Only a small percentage of the respondents to last week’s cayCompass.com online poll believe social media and online forum sites should not be held to the same libel standards as traditional media.
Of the 449 total respondents, the largest segment of them – 244 people or 54.3 per cent – thought social media and Internet forum postings should be held to the same standard as traditional media in all cases.
“It should be much easier to take action or have a press complaints body to complain to against some of the libelous and slanderous comments posted on some of these forums, including the media,” said one person. “Your newspaper used to do a good job of moderating such comments, but of late it has gone the route of its competitors.”
“Why encourage people to stretch the truth – a.k.a. lie – and not be held accountable?” asked someone else.
“Absolutely!” said another person.
Another 100 respondents – 22.3 per cent – said social media and online forums should be held to the same libel standards as traditional media only in cases where an inaccurate posting was defamatory to an individual or business.

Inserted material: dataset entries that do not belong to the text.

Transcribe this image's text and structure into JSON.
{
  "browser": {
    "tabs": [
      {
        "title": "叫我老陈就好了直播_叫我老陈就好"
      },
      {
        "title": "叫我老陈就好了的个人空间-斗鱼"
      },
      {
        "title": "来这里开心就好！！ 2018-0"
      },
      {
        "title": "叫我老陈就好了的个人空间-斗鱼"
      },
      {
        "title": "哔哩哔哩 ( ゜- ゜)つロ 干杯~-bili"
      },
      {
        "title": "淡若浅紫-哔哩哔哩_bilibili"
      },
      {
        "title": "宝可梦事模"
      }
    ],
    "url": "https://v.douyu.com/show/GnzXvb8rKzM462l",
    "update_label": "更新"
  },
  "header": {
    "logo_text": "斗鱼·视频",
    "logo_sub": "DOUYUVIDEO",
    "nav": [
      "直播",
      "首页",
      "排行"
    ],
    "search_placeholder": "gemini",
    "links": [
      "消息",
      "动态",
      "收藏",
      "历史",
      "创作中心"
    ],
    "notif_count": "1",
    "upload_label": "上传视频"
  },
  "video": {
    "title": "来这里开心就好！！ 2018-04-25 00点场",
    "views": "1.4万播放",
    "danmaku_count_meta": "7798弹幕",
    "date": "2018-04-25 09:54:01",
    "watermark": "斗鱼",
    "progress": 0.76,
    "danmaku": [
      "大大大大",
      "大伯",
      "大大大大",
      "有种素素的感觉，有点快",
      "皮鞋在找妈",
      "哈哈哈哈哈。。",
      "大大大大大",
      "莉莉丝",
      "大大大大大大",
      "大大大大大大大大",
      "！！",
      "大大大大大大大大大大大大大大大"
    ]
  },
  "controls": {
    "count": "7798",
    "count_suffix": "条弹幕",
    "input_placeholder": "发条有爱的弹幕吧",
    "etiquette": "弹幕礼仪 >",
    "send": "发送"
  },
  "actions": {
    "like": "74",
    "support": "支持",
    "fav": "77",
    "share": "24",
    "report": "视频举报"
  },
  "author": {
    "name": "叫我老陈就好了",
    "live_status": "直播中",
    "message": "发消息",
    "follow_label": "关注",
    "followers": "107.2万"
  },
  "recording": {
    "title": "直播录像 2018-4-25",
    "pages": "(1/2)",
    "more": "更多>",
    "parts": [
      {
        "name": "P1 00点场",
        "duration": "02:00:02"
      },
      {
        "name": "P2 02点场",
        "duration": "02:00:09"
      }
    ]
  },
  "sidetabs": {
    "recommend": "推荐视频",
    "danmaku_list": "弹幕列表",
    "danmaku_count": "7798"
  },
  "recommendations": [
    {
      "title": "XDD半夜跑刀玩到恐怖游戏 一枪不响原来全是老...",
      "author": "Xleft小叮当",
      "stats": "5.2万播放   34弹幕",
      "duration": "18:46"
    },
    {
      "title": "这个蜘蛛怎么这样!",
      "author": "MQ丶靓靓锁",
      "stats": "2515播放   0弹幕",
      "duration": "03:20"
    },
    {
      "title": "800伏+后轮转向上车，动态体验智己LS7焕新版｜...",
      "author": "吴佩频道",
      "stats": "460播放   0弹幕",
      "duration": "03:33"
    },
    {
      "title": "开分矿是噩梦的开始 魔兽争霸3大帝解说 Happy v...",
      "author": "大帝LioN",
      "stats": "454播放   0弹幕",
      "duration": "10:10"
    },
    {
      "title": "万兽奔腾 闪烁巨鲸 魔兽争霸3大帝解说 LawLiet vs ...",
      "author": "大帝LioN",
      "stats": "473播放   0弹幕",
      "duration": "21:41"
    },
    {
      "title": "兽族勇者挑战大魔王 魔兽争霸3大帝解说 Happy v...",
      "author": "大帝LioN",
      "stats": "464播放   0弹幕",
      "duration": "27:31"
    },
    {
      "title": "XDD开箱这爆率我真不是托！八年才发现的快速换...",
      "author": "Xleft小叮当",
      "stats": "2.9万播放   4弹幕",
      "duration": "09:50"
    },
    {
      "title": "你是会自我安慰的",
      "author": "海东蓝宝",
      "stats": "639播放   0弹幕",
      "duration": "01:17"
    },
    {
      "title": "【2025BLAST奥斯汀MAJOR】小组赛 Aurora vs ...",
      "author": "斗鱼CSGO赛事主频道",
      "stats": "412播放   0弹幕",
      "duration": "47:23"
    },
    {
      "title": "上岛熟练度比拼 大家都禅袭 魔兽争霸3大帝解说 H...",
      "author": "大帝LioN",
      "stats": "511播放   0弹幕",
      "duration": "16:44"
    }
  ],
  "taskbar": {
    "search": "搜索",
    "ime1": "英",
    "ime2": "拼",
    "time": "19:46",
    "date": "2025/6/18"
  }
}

“It’s one thing to spout lies, but it’s something else if the lies falsely damage someone else’s reputation or hurt someone’s business,” said one respondent.
“Freedom of speech is not absolute,” said someone else. “Like every freedom, it comes with responsibility, ergo people shouldn’t post incorrect information because they had a bad day, or are angry with an individual or business. I am not talking about being disrespectful to politicians, like not referring to them as ‘honourable’, but something that is completely untrue. Once information is out there, it is out there, so if people are going to post ... incorrect damaging info, then they should be sued.”
Thirty people – 6.7 per cent – thought that social media and online forums should be held to the same libel standards as traditional media only in cases where an inaccurate posting defamed an individual and 19 respondents – 4.2 per cent – responded ‘I don’t know’ to the question.
“I am not certain, as I do not keep up to date with social media,” said one person.
Only 56 people – 12.5 per cent – thought social media and Internet forum postings should not be held to the same libel standards as traditional media in any circumstance.
“I can open an account in any name I want,” noted one person.
“A comment or opinion that was intended to be shared between ‘friends’ and not made public, should not be re-posted or taken out of context,” said someone else.
“I think social media should honour freedom of speech because it is not a news service, but rather people speaking their minds,” said another person. “However, people should be held liable for what they type just like they are liable for what they say.”
“Where does freedom of speech come into all this mix?” asked one respondent. “Whether the person posts inaccurate or accurate info, they should have the freedom to say as they wish.”
“It’s the Internet; anything goes!” commented someone else.
Next week’s poll question
What do you think the next government’s first order of business should be?
Deal with the rollover policy issue
Deal with the cruise berthing dock issue
Deal with the landfill issue
Deal with the airport redevelopment issue
Other [write in comments]